WASHINGTON The White House has one important tool in its arsenal to influence congressional talks over further deficit reduction measures in the coming months: the expiry of Bush-era tax cuts at the end of 2012.
After President Barack Obama presented the outlines of a deficit-cutting deal on Sunday, White House officials stressed that he would veto any attempt to extend the tax cuts for the wealthiest Americans beyond next year unless other measures to reform the U.S. tax code were agreed.
That threat, which Obama has issued repeatedly since reluctantly agreeing to extend the cuts last year, is meant to mollify critics within his own Democratic party who are disappointed that measures to increase government revenues were not part of the deal reached on Sunday.
The agreement, which must still be approved by lawmakers, would cut about $2.4 trillion from the U.S. deficit over 10 years, with a congressional committee set up to find $1.5 trillion in cuts through tax reform and other deficit-reduction measures.
Obama had pressed Republicans to agree to close some tax loopholes for corporations and raise taxes on the wealthy as part of a "grand bargain" deficit-cutting agreement. But Republicans balked, saying any tax hikes would hurt the economy, and that debate prevented a deal for weeks.

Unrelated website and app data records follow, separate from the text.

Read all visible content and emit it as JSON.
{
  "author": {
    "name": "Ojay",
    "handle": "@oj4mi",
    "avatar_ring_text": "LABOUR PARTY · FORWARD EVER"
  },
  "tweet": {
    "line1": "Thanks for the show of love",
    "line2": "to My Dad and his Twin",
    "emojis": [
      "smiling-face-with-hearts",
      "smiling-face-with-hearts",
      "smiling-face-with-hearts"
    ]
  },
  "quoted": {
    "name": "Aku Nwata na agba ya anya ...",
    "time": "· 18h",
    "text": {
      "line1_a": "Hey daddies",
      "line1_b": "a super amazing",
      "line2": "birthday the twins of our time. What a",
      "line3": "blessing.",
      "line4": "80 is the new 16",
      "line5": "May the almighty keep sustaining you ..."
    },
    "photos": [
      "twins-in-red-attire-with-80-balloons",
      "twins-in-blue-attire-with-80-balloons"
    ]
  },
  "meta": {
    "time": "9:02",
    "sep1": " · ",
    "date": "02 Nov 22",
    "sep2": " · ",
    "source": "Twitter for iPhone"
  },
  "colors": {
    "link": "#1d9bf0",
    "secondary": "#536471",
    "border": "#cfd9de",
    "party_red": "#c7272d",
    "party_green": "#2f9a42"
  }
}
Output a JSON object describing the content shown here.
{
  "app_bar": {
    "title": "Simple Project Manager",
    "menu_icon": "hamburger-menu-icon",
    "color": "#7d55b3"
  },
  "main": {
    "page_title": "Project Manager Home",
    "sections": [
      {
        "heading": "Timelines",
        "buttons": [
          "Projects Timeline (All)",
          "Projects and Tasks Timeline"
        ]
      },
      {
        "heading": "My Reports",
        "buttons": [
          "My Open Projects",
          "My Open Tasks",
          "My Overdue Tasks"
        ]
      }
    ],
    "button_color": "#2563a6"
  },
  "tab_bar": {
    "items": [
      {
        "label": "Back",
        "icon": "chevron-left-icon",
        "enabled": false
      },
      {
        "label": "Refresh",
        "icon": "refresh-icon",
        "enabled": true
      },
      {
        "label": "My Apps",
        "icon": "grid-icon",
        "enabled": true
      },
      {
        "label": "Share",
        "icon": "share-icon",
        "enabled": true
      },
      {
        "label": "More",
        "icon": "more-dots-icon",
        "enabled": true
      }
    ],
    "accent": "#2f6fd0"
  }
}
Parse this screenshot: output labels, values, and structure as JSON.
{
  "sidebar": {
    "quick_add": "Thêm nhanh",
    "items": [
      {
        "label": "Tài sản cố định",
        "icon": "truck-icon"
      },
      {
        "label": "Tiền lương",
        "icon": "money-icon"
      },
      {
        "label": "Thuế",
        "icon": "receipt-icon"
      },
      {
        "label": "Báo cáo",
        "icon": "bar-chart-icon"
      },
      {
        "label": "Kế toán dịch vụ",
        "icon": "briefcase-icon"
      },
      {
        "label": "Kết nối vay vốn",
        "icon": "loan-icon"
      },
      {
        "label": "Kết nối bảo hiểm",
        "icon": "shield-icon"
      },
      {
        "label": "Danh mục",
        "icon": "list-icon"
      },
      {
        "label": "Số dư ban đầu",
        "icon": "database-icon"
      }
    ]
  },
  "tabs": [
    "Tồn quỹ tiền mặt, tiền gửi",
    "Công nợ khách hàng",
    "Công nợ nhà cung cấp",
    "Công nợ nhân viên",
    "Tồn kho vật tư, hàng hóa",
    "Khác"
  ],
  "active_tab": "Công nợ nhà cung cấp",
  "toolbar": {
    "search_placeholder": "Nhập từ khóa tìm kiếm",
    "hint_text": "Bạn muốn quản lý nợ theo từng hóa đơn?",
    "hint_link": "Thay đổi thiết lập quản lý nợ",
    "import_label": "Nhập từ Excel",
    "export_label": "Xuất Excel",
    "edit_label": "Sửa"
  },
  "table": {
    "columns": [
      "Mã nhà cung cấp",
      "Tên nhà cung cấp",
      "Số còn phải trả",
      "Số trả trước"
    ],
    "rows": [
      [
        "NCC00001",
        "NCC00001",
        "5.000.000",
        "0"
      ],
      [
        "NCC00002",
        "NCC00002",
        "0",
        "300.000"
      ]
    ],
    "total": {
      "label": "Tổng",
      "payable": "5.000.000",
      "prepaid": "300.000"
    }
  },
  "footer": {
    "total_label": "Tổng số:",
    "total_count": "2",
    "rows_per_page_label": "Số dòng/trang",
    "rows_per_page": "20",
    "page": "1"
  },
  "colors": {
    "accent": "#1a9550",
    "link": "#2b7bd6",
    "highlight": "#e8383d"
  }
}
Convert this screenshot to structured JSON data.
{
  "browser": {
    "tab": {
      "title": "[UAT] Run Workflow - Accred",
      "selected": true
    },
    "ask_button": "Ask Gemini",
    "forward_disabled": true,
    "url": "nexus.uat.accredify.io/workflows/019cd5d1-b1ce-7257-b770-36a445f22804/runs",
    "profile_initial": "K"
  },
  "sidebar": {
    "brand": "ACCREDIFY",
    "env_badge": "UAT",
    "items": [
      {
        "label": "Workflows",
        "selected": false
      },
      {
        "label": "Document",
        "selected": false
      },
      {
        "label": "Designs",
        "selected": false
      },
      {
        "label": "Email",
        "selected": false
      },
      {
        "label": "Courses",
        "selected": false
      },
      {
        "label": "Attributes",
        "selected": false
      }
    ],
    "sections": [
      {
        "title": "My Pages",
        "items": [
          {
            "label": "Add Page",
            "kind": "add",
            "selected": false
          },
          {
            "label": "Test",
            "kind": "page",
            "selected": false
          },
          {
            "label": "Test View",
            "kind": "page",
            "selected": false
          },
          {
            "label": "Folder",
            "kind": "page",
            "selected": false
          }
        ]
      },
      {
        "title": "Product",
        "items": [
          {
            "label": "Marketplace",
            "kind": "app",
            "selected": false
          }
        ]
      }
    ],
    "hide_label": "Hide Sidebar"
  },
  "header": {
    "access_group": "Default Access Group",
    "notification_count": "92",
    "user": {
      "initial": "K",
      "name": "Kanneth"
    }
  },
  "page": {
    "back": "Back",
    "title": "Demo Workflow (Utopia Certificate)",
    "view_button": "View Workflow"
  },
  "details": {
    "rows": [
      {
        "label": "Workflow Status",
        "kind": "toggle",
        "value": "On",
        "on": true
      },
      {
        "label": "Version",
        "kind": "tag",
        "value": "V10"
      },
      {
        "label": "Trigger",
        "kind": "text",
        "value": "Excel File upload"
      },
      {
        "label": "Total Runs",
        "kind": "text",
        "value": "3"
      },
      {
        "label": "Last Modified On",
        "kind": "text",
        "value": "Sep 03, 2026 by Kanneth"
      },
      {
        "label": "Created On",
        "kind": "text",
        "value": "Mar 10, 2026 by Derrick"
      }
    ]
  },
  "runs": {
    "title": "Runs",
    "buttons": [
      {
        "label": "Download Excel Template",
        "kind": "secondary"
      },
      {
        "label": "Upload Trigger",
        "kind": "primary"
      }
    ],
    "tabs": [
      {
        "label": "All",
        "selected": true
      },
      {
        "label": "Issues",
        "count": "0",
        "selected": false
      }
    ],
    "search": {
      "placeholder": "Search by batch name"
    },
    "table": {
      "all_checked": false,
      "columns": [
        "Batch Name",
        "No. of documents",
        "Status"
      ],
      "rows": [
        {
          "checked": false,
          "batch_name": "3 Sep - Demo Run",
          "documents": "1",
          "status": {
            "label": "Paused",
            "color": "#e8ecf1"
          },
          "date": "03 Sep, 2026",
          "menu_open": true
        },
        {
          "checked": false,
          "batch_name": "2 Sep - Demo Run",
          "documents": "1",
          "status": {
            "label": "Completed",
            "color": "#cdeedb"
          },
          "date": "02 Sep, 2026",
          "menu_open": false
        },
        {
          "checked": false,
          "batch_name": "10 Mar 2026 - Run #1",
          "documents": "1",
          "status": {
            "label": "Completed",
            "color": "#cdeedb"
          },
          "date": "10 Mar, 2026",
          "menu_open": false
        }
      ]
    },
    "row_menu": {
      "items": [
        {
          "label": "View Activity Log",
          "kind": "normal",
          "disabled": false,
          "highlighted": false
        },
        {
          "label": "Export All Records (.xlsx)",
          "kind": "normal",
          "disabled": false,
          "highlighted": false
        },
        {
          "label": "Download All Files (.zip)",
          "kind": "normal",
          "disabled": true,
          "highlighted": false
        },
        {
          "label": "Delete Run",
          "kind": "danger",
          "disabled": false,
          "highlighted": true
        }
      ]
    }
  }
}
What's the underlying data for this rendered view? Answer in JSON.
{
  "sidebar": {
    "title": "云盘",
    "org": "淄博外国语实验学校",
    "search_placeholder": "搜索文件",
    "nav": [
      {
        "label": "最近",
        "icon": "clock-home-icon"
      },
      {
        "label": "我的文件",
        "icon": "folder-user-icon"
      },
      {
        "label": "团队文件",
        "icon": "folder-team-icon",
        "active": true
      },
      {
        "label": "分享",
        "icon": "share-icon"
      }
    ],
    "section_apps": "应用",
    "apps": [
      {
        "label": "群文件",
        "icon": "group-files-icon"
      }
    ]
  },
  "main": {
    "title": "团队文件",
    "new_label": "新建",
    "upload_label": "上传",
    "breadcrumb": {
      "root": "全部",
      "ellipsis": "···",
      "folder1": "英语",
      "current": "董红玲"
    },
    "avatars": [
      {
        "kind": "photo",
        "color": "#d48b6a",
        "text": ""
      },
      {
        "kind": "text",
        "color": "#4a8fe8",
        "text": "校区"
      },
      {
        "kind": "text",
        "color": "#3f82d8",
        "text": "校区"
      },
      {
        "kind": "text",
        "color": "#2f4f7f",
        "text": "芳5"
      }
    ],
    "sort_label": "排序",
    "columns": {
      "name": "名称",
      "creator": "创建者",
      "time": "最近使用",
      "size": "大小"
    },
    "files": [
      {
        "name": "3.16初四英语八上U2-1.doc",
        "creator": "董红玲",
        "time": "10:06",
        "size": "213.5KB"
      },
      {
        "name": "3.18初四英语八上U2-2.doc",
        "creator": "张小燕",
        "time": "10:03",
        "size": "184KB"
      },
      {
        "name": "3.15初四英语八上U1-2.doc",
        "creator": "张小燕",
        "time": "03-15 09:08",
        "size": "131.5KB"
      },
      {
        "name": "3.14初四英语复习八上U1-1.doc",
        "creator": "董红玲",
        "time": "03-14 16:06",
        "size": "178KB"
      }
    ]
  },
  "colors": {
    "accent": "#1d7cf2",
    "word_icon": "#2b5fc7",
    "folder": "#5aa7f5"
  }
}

Now, if the deal passes, the issue of raising revenues will move to the new congressional committee. The White House said if tax reform does not succeed there, the tax cuts put forward by former President George W. Bush will be history.
"The president has been clear that he's not going to sign an extension of the Bush tax cuts for the wealthy. So absent any kind of comprehensive tax reform, you have $800 billion, roughly, of revenue that's going to be gained through the expiration of those tax cuts," a White House official said.
"That's something that is going to be, I think, a motivational thing for both parties, to kind of control the tax reform process as you can, as opposed to be victim to the expiration of those tax cuts."
Officials from both parties have expressed interest in reforming the U.S. tax code, but the details of how to do that remain a sticking point.
Democrats want the richest Americans to revert to paying tax rates that existed during the 1990s under President Bill Clinton. Republicans say reverting to those rates would amount to a tax hike that would stifle economic growth.
White House officials said Obama would veto an extension even if it were coupled with a continuation of cuts for middle class Americans that he supports.
"The president has made clear that if we don't have comprehensive tax reform, he is not going to extend," one official said.
"And those in Congress will have to decide whether or not they will then allow the middle-class tax cuts to expire. Our sense is they probably won't. So, again, I think that's an incentive for everybody."
(Editing by Sandra Maler)